Myth: It’s very expensive for businesses to accommodate employees with disabilities.
The majority of employees at least 73 percent-don’t require any type of accommodation. Of the ones that do, 51 percent cost less than $500. For some excellent examples of accommodations, visit the National Center on Workforce Disability (NCWD). And as an added bonus, these accommodations have been found to benefit other employees without disabilities.
Finally, the federal government offers tax incentives to help employers pay for any accommodations or modifications that will make their businesses accessible to persons with disabilities.
Myth: Once an employee with a disability is hired, they cannot be fired because of the American’s with Disabilities Act (ADA).
The truth is that employers can terminate the employment of people with disabilities, but the termination must meet three conditions:
- It’s not related to the employee’s disability
- The employee isn’t meeting the requirements of the job with or without a reasonable accommodation
- The employee poses a direct threat to the health or safety of the workplace because of their disability.
Myth: Employees with disabilities either can’t perform the job or they have low productivity.
A DuPont report found that people with disabilities, when compared to employees without, were rated average or above average in performance, attendance and safety. Additionally, a Harris poll discovered that 82 percent of managers said it isn’t any harder to supervise employees with disabilities than it is employees without. And finally, employees with disabilities tend to stay with their employers for longer periods of time.
Myth: People with disabilities can’t do things on their own and need constant help and attention from other employees.
The majority of people with disabilities can perform their jobs without any assistance and prefer to be responsible for themselves. Also, they should have the same expectations and work requirements as employees without disabilities so that they can participate in the full range of human experiences-including success and failure.
Myth: People with disabilities will scare or frustrate customers or clients.
It’s actually the opposite. Hiring people with disabilities provides businesses with a competitive advantage. Research has shown that people have a more favorable view of businesses that employ people with disabilities and would prefer to patronize these businesses.
What Can You Do to Include Employees with Disabilities in Your Workplace?
The Employer Assistance and Resource Network on Disability Inclusion (EARN) recommends several strategies including:
- Conduct training for employees including discrimination prevention and ADA specific training for managers and supervisors.
- Committing to diversity and equitable employment for all individuals regardless of their disabilities.
- Surveying employees to understand their perceptions of inclusion or bias.
- Offering mentoring opportunities and including employees with disabilities.
- Focus recruiting and retention efforts on employees with disabilities.
- Include diversity and inclusion effectiveness as part of supervisors’ job responsibilities.

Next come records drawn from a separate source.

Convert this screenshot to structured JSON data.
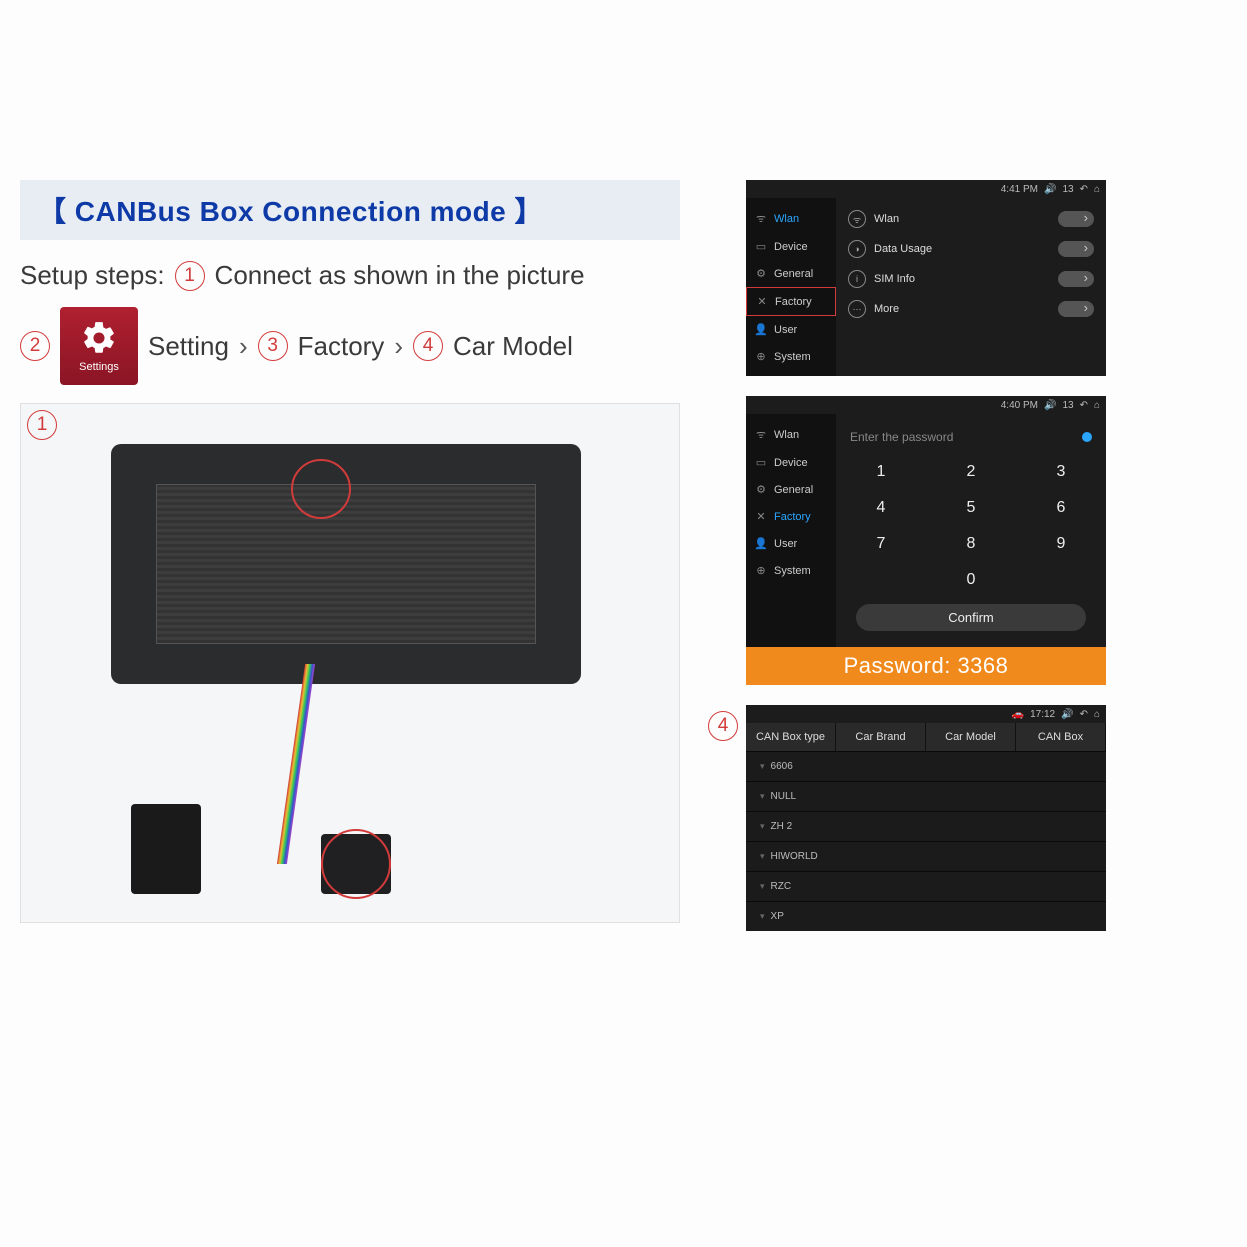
{
  "title": "CANBus Box Connection mode",
  "setup_label": "Setup steps:",
  "step1_text": "Connect as shown in the picture",
  "step2_label": "Setting",
  "step3_label": "Factory",
  "step4_label": "Car Model",
  "settings_icon_label": "Settings",
  "markers": {
    "m1": "1",
    "m2": "2",
    "m3": "3",
    "m4": "4"
  },
  "screen2": {
    "time": "4:41 PM",
    "battery": "13",
    "nav": [
      "Wlan",
      "Device",
      "General",
      "Factory",
      "User",
      "System"
    ],
    "active": "Wlan",
    "highlight": "Factory",
    "rows": [
      "Wlan",
      "Data Usage",
      "SIM Info",
      "More"
    ]
  },
  "screen3": {
    "time": "4:40 PM",
    "battery": "13",
    "nav": [
      "Wlan",
      "Device",
      "General",
      "Factory",
      "User",
      "System"
    ],
    "active": "Factory",
    "placeholder": "Enter the password",
    "keys": [
      "1",
      "2",
      "3",
      "4",
      "5",
      "6",
      "7",
      "8",
      "9",
      "",
      "0",
      ""
    ],
    "confirm": "Confirm",
    "banner_label": "Password:",
    "banner_value": "3368"
  },
  "screen4": {
    "time": "17:12",
    "tabs": [
      "CAN Box type",
      "Car Brand",
      "Car Model",
      "CAN Box"
    ],
    "items": [
      "6606",
      "NULL",
      "ZH 2",
      "HIWORLD",
      "RZC",
      "XP"
    ]
  }
}
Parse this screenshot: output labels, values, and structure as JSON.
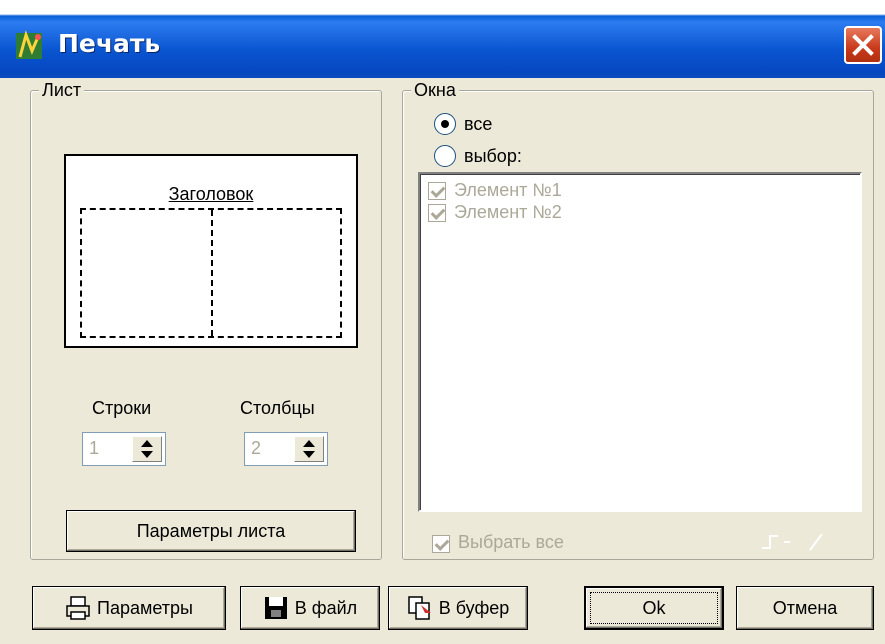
{
  "window": {
    "title": "Печать",
    "icons": {
      "app": "plot-icon",
      "close": "close-icon"
    }
  },
  "sheet_group": {
    "legend": "Лист",
    "preview_caption": "Заголовок",
    "rows_label": "Строки",
    "rows_value": "1",
    "cols_label": "Столбцы",
    "cols_value": "2",
    "page_setup_button": "Параметры листа"
  },
  "windows_group": {
    "legend": "Окна",
    "radio_all": "все",
    "radio_select": "выбор:",
    "selected_radio": "все",
    "items": [
      {
        "label": "Элемент №1",
        "checked": true
      },
      {
        "label": "Элемент №2",
        "checked": true
      }
    ],
    "select_all": "Выбрать все"
  },
  "buttons": {
    "params": "Параметры",
    "to_file": "В файл",
    "to_buffer": "В буфер",
    "ok": "Ok",
    "cancel": "Отмена"
  },
  "colors": {
    "titlebar": "#0a5fd8",
    "dialog_bg": "#ece9d8",
    "close_button": "#c8391a",
    "disabled_text": "#aca899"
  }
}
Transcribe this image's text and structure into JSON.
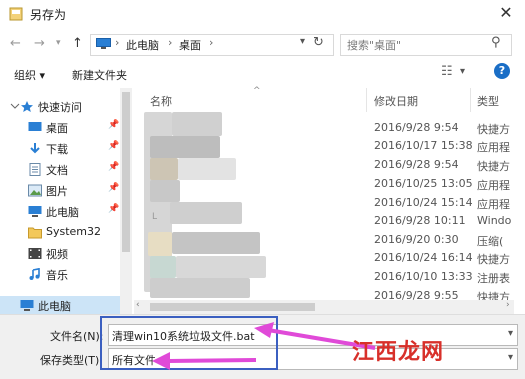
{
  "window": {
    "title": "另存为"
  },
  "address": {
    "crumbs": [
      "此电脑",
      "桌面"
    ],
    "search_placeholder": "搜索\"桌面\""
  },
  "toolbar": {
    "organize": "组织 ▾",
    "new_folder": "新建文件夹"
  },
  "sidebar": {
    "items": [
      {
        "label": "快速访问",
        "icon": "star-icon"
      },
      {
        "label": "桌面",
        "icon": "desktop-icon",
        "pinned": true
      },
      {
        "label": "下载",
        "icon": "download-icon",
        "pinned": true
      },
      {
        "label": "文档",
        "icon": "document-icon",
        "pinned": true
      },
      {
        "label": "图片",
        "icon": "picture-icon",
        "pinned": true
      },
      {
        "label": "此电脑",
        "icon": "computer-icon",
        "pinned": true
      },
      {
        "label": "System32",
        "icon": "folder-icon"
      },
      {
        "label": "视频",
        "icon": "video-icon"
      },
      {
        "label": "音乐",
        "icon": "music-icon"
      },
      {
        "label": "此电脑",
        "icon": "computer-icon",
        "selected": true
      }
    ]
  },
  "columns": {
    "name": "名称",
    "date": "修改日期",
    "type": "类型"
  },
  "files": [
    {
      "date": "2016/9/28 9:54",
      "type": "快捷方"
    },
    {
      "date": "2016/10/17 15:38",
      "type": "应用程"
    },
    {
      "date": "2016/9/28 9:54",
      "type": "快捷方"
    },
    {
      "date": "2016/10/25 13:05",
      "type": "应用程"
    },
    {
      "date": "2016/10/24 15:14",
      "type": "应用程"
    },
    {
      "date": "2016/9/28 10:11",
      "type": "Windo"
    },
    {
      "date": "2016/9/20 0:30",
      "type": "压缩("
    },
    {
      "date": "2016/10/24 16:14",
      "type": "快捷方"
    },
    {
      "date": "2016/10/10 13:33",
      "type": "注册表"
    },
    {
      "date": "2016/9/28 9:55",
      "type": "快捷方"
    }
  ],
  "save": {
    "filename_label": "文件名(N):",
    "filename_value": "清理win10系统垃圾文件.bat",
    "filetype_label": "保存类型(T):",
    "filetype_value": "所有文件"
  },
  "watermark": "江西龙网",
  "colors": {
    "accent": "#1a6ec6",
    "highlight_box": "#3b5fc0",
    "arrow": "#e04ad8",
    "watermark": "#d8302a"
  }
}
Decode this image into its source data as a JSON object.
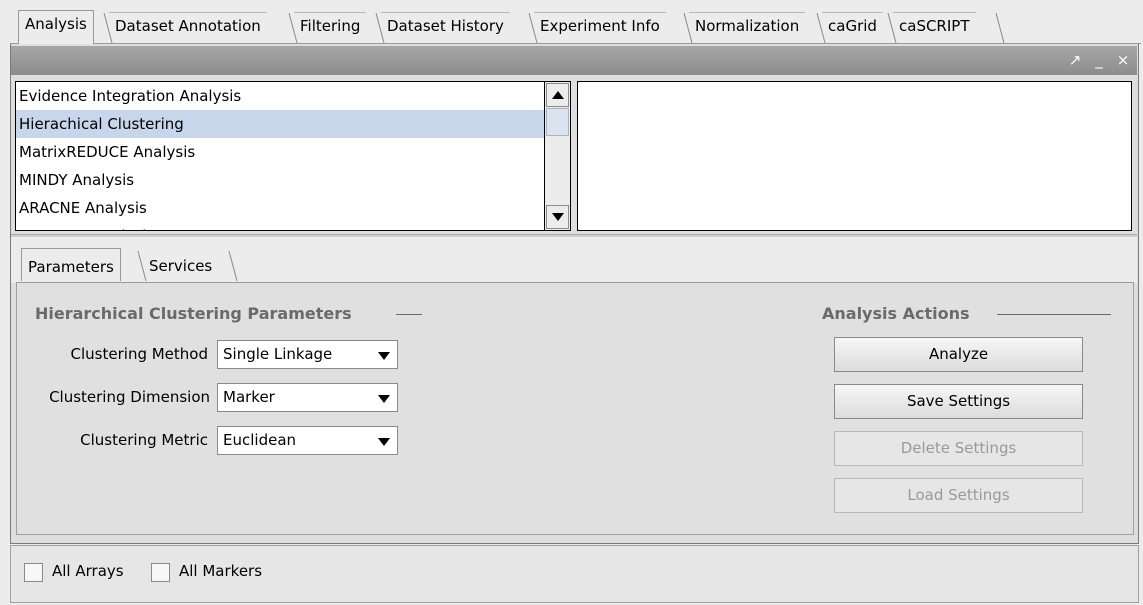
{
  "top_tabs": [
    {
      "label": "Analysis",
      "active": true
    },
    {
      "label": "Dataset Annotation"
    },
    {
      "label": "Filtering"
    },
    {
      "label": "Dataset History"
    },
    {
      "label": "Experiment Info"
    },
    {
      "label": "Normalization"
    },
    {
      "label": "caGrid"
    },
    {
      "label": "caSCRIPT"
    }
  ],
  "titlebar": {
    "icons": [
      "undock-icon",
      "minimize-icon",
      "close-icon"
    ],
    "glyphs": [
      "↗",
      "_",
      "×"
    ]
  },
  "analysis_list": {
    "items": [
      "Evidence Integration Analysis",
      "Hierachical Clustering",
      "MatrixREDUCE Analysis",
      "MINDY Analysis",
      "ARACNE Analysis",
      "NetBoost Analysis"
    ],
    "selected_index": 1
  },
  "inner_tabs": [
    {
      "label": "Parameters",
      "active": true
    },
    {
      "label": "Services"
    }
  ],
  "parameters": {
    "title": "Hierarchical Clustering Parameters",
    "fields": [
      {
        "label": "Clustering Method",
        "value": "Single Linkage"
      },
      {
        "label": "Clustering Dimension",
        "value": "Marker"
      },
      {
        "label": "Clustering Metric",
        "value": "Euclidean"
      }
    ]
  },
  "actions": {
    "title": "Analysis Actions",
    "buttons": [
      {
        "label": "Analyze",
        "enabled": true
      },
      {
        "label": "Save Settings",
        "enabled": true
      },
      {
        "label": "Delete Settings",
        "enabled": false
      },
      {
        "label": "Load Settings",
        "enabled": false
      }
    ]
  },
  "bottom": {
    "checkboxes": [
      {
        "label": "All Arrays",
        "checked": false
      },
      {
        "label": "All Markers",
        "checked": false
      }
    ]
  },
  "colors": {
    "selection": "#c7d6ea",
    "titlebar": "#9a9a9a",
    "section_title": "#6a6a6a",
    "disabled_text": "#9a9a9a"
  }
}
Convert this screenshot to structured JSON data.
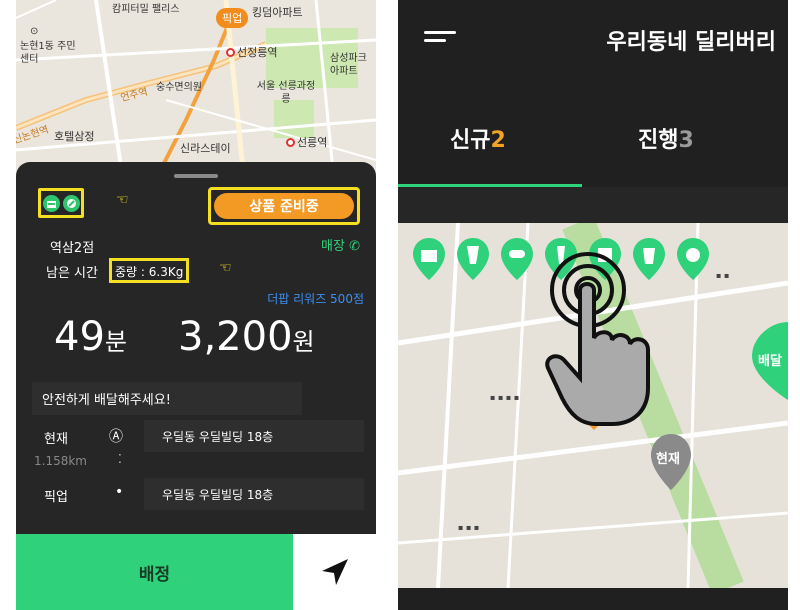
{
  "left_screen": {
    "map": {
      "labels": [
        "캄피터밀 팰리스",
        "킹덤아파트",
        "논현1동 주민센터",
        "선정릉역",
        "숭수면의원",
        "서울 선릉과정릉",
        "삼성파크 아파트",
        "호텔삼정",
        "신라스테이",
        "선릉역",
        "언주역",
        "신논현역"
      ],
      "pickup_pin": "픽업"
    },
    "card": {
      "status_button": "상품 준비중",
      "store_name": "역삼2점",
      "store_link": "매장",
      "remaining_time_label": "남은 시간",
      "weight": "중량 : 6.3Kg",
      "reward": "더팝 리워즈 500점",
      "time_value": "49",
      "time_unit": "분",
      "price_value": "3,200",
      "price_unit": "원",
      "message": "안전하게 배달해주세요!",
      "current_label": "현재",
      "current_address": "우딜동 우딜빌딩 18층",
      "distance": "1.158km",
      "pickup_label": "픽업",
      "pickup_address": "우딜동 우딜빌딩 18층",
      "assign_button": "배정",
      "hint_icon": "pointing-hand-icon"
    }
  },
  "right_screen": {
    "title": "우리동네 딜리버리",
    "tabs": [
      {
        "label": "신규",
        "count": "2",
        "active": true
      },
      {
        "label": "진행",
        "count": "3",
        "active": false
      }
    ],
    "map": {
      "now_pin": "현재",
      "delivery_pin": "배달"
    }
  },
  "colors": {
    "accent_green": "#2fd27a",
    "accent_orange": "#f39a25",
    "highlight_yellow": "#f4e021",
    "link_blue": "#3c8ef0",
    "card_bg": "#262626"
  }
}
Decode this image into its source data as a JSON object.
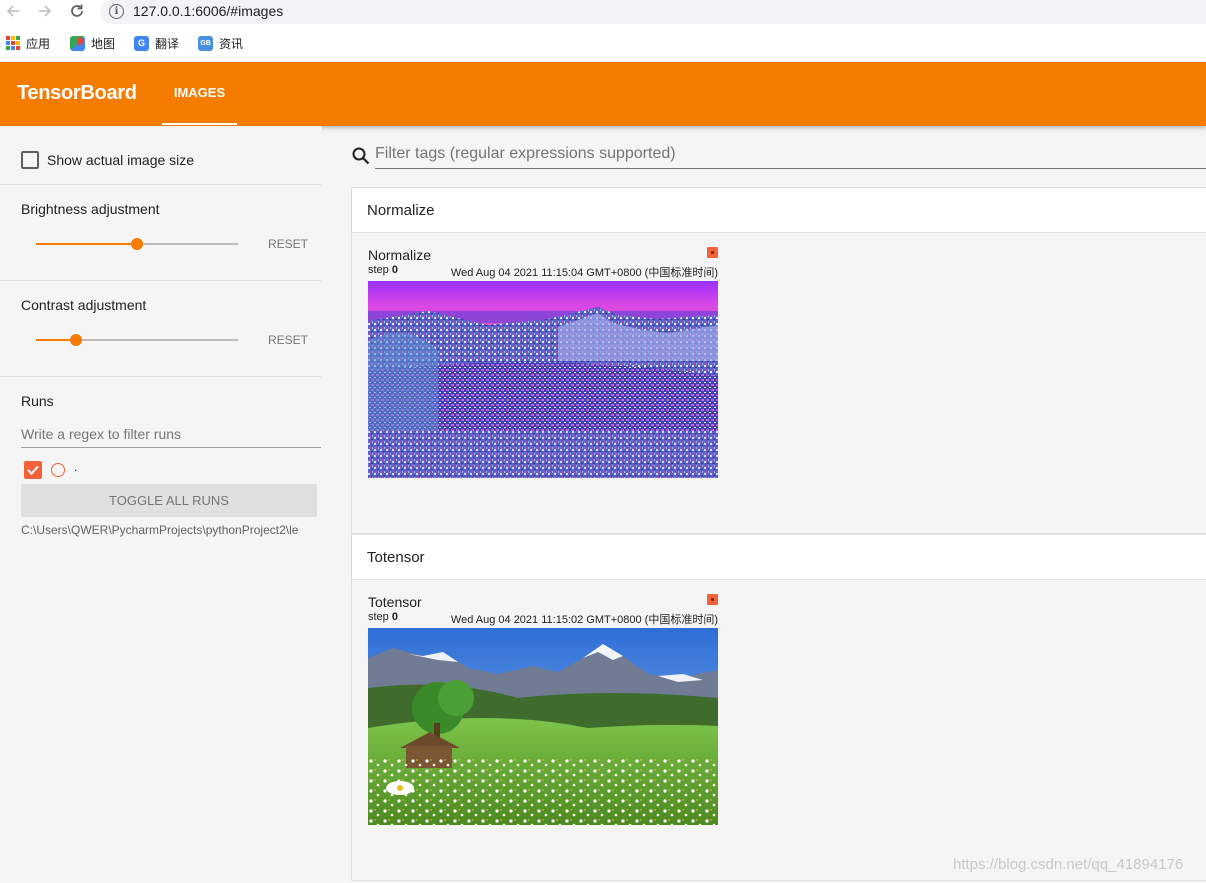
{
  "browser": {
    "url": "127.0.0.1:6006/#images",
    "back_icon": "arrow-left-icon",
    "forward_icon": "arrow-right-icon",
    "reload_icon": "reload-icon",
    "info_icon": "info-icon",
    "bookmarks": [
      {
        "label": "应用",
        "icon": "apps-icon"
      },
      {
        "label": "地图",
        "icon": "maps-icon"
      },
      {
        "label": "翻译",
        "icon": "translate-icon"
      },
      {
        "label": "资讯",
        "icon": "news-icon"
      }
    ]
  },
  "header": {
    "brand": "TensorBoard",
    "active_tab": "IMAGES",
    "color": "#f57c00"
  },
  "sidebar": {
    "show_actual_size_label": "Show actual image size",
    "show_actual_size_checked": false,
    "brightness": {
      "label": "Brightness adjustment",
      "reset": "RESET",
      "value_fraction": 0.5
    },
    "contrast": {
      "label": "Contrast adjustment",
      "reset": "RESET",
      "value_fraction": 0.2
    },
    "runs": {
      "title": "Runs",
      "filter_placeholder": "Write a regex to filter runs",
      "items": [
        {
          "name": ".",
          "checked": true,
          "color": "#f4623a"
        }
      ],
      "toggle_label": "TOGGLE ALL RUNS",
      "path": "C:\\Users\\QWER\\PycharmProjects\\pythonProject2\\le"
    }
  },
  "main": {
    "tag_filter_placeholder": "Filter tags (regular expressions supported)",
    "categories": [
      {
        "name": "Normalize",
        "card": {
          "title": "Normalize",
          "step_label": "step",
          "step": "0",
          "time": "Wed Aug 04 2021 11:15:04 GMT+0800 (中国标准时间)"
        }
      },
      {
        "name": "Totensor",
        "card": {
          "title": "Totensor",
          "step_label": "step",
          "step": "0",
          "time": "Wed Aug 04 2021 11:15:02 GMT+0800 (中国标准时间)"
        }
      }
    ]
  },
  "watermark": "https://blog.csdn.net/qq_41894176"
}
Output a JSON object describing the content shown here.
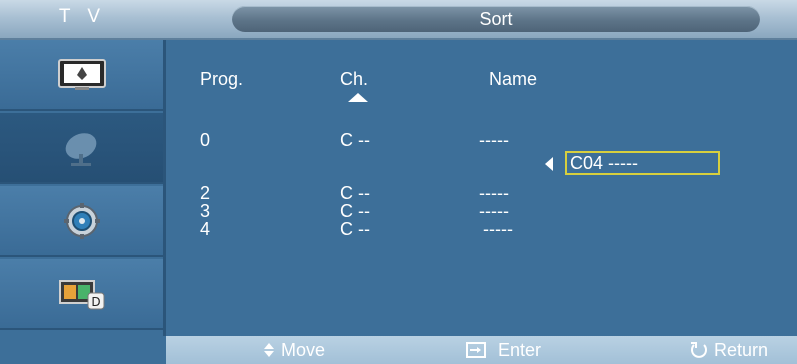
{
  "header": {
    "tv_label": "T V",
    "title": "Sort"
  },
  "sidebar": {
    "items": [
      {
        "icon": "picture-icon",
        "selected": false
      },
      {
        "icon": "satellite-dish-icon",
        "selected": true
      },
      {
        "icon": "setup-gear-icon",
        "selected": false
      },
      {
        "icon": "input-source-icon",
        "selected": false
      }
    ]
  },
  "table": {
    "headers": {
      "prog": "Prog.",
      "ch": "Ch.",
      "name": "Name"
    },
    "sort_column": "Ch.",
    "rows": [
      {
        "prog": "0",
        "ch": "C --",
        "name": "-----"
      },
      {
        "prog": "2",
        "ch": "C --",
        "name": "-----"
      },
      {
        "prog": "3",
        "ch": "C --",
        "name": "-----"
      },
      {
        "prog": "4",
        "ch": "C --",
        "name": "-----"
      }
    ],
    "editing": {
      "value": "C04 -----"
    }
  },
  "footer": {
    "move": "Move",
    "enter": "Enter",
    "return": "Return"
  },
  "colors": {
    "highlight": "#d7cf3e",
    "background": "#3d6f99"
  }
}
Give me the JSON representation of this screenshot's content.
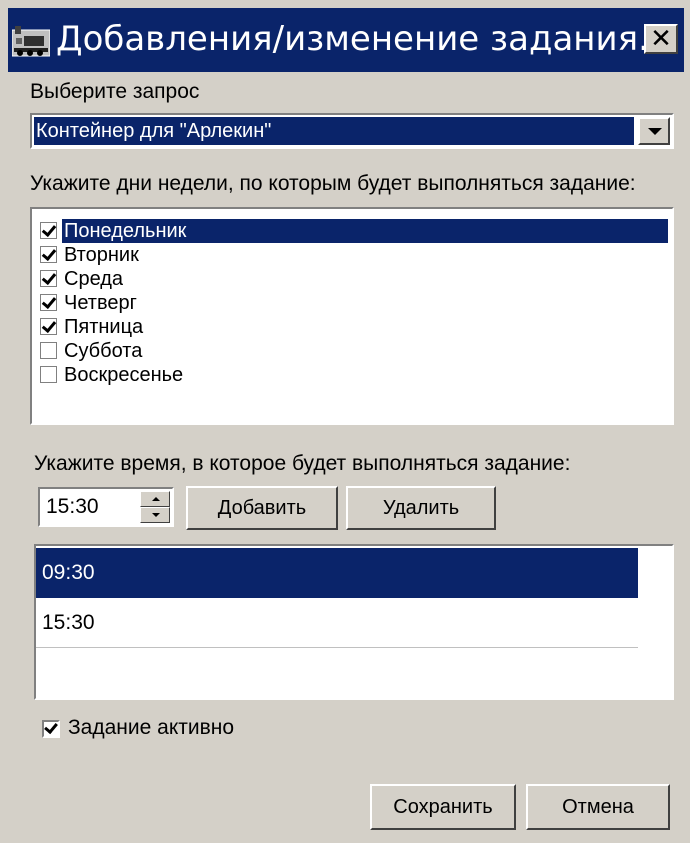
{
  "window": {
    "title": "Добавления/изменение задания...",
    "close_glyph": "✕",
    "icon": "app-train-icon"
  },
  "query": {
    "label": "Выберите запрос",
    "selected": "Контейнер для \"Арлекин\""
  },
  "days": {
    "label": "Укажите дни недели, по которым будет выполняться задание:",
    "items": [
      {
        "label": "Понедельник",
        "checked": true,
        "selected": true
      },
      {
        "label": "Вторник",
        "checked": true,
        "selected": false
      },
      {
        "label": "Среда",
        "checked": true,
        "selected": false
      },
      {
        "label": "Четверг",
        "checked": true,
        "selected": false
      },
      {
        "label": "Пятница",
        "checked": true,
        "selected": false
      },
      {
        "label": "Суббота",
        "checked": false,
        "selected": false
      },
      {
        "label": "Воскресенье",
        "checked": false,
        "selected": false
      }
    ]
  },
  "time": {
    "label": "Укажите время, в которое будет выполняться задание:",
    "value": "15:30",
    "add_label": "Добавить",
    "delete_label": "Удалить",
    "list": [
      "09:30",
      "15:30"
    ]
  },
  "active": {
    "label": "Задание активно",
    "checked": true
  },
  "buttons": {
    "save_label": "Сохранить",
    "cancel_label": "Отмена"
  },
  "colors": {
    "titlebar": "#0a246a",
    "face": "#d4d0c8",
    "selection": "#0a246a"
  }
}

It’s important for hiring managers to realize that many of the assumptions people have about employees with disabilities are untrue. In fact, in most cases, the reality is the complete opposite. Including employees with disabilities in your business is good for them and for you.
Make sure you are committed to providing an inclusive work environment that follows ADA requirements and EEOC discrimination prevention laws.